Exercise objective -> The material is to be repeated exactly, from first line to last.
Provided data Block Start
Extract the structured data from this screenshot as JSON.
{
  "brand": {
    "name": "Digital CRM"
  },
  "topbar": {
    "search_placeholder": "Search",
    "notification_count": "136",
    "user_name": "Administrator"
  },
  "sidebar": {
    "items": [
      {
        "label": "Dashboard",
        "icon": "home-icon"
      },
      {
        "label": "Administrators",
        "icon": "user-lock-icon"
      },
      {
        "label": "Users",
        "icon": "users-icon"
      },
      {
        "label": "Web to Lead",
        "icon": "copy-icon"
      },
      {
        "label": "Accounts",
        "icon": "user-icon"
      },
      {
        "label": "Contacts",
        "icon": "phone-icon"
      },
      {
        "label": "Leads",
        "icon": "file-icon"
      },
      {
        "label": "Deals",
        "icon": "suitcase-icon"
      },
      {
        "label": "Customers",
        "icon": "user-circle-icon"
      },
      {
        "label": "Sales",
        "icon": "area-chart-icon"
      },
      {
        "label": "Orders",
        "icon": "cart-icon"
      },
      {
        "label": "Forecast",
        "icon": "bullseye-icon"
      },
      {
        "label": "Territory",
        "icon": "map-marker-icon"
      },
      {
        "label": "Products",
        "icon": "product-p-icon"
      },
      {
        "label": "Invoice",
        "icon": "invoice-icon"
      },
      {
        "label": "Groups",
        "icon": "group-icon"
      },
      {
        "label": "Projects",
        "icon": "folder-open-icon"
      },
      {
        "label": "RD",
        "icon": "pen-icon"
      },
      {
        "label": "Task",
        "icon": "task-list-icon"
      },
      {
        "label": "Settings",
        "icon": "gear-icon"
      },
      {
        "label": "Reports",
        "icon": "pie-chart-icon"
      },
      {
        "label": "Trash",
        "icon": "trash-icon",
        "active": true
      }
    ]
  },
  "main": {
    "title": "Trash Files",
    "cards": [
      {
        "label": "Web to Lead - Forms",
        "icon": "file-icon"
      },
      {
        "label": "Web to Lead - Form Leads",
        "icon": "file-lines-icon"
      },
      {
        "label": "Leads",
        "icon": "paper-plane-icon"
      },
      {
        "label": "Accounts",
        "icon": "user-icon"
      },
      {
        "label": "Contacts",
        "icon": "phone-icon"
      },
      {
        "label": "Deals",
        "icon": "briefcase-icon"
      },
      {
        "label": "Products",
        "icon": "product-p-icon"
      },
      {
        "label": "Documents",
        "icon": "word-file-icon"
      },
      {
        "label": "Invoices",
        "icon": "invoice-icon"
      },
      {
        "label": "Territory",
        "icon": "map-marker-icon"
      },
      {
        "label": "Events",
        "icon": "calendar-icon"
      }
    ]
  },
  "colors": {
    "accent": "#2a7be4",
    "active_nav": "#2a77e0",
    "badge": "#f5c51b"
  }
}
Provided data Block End
Final answer ->
Extract the structured data from this screenshot as JSON.
{
  "brand": {
    "name": "Digital CRM"
  },
  "topbar": {
    "search_placeholder": "Search",
    "notification_count": "136",
    "user_name": "Administrator"
  },
  "sidebar": {
    "items": [
      {
        "label": "Dashboard",
        "icon": "home-icon"
      },
      {
        "label": "Administrators",
        "icon": "user-lock-icon"
      },
      {
        "label": "Users",
        "icon": "users-icon"
      },
      {
        "label": "Web to Lead",
        "icon": "copy-icon"
      },
      {
        "label": "Accounts",
        "icon": "user-icon"
      },
      {
        "label": "Contacts",
        "icon": "phone-icon"
      },
      {
        "label": "Leads",
        "icon": "file-icon"
      },
      {
        "label": "Deals",
        "icon": "suitcase-icon"
      },
      {
        "label": "Customers",
        "icon": "user-circle-icon"
      },
      {
        "label": "Sales",
        "icon": "area-chart-icon"
      },
      {
        "label": "Orders",
        "icon": "cart-icon"
      },
      {
        "label": "Forecast",
        "icon": "bullseye-icon"
      },
      {
        "label": "Territory",
        "icon": "map-marker-icon"
      },
      {
        "label": "Products",
        "icon": "product-p-icon"
      },
      {
        "label": "Invoice",
        "icon": "invoice-icon"
      },
      {
        "label": "Groups",
        "icon": "group-icon"
      },
      {
        "label": "Projects",
        "icon": "folder-open-icon"
      },
      {
        "label": "RD",
        "icon": "pen-icon"
      },
      {
        "label": "Task",
        "icon": "task-list-icon"
      },
      {
        "label": "Settings",
        "icon": "gear-icon"
      },
      {
        "label": "Reports",
        "icon": "pie-chart-icon"
      },
      {
        "label": "Trash",
        "icon": "trash-icon",
        "active": true
      }
    ]
  },
  "main": {
    "title": "Trash Files",
    "cards": [
      {
        "label": "Web to Lead - Forms",
        "icon": "file-icon"
      },
      {
        "label": "Web to Lead - Form Leads",
        "icon": "file-lines-icon"
      },
      {
        "label": "Leads",
        "icon": "paper-plane-icon"
      },
      {
        "label": "Accounts",
        "icon": "user-icon"
      },
      {
        "label": "Contacts",
        "icon": "phone-icon"
      },
      {
        "label": "Deals",
        "icon": "briefcase-icon"
      },
      {
        "label": "Products",
        "icon": "product-p-icon"
      },
      {
        "label": "Documents",
        "icon": "word-file-icon"
      },
      {
        "label": "Invoices",
        "icon": "invoice-icon"
      },
      {
        "label": "Territory",
        "icon": "map-marker-icon"
      },
      {
        "label": "Events",
        "icon": "calendar-icon"
      }
    ]
  },
  "colors": {
    "accent": "#2a7be4",
    "active_nav": "#2a77e0",
    "badge": "#f5c51b"
  }
}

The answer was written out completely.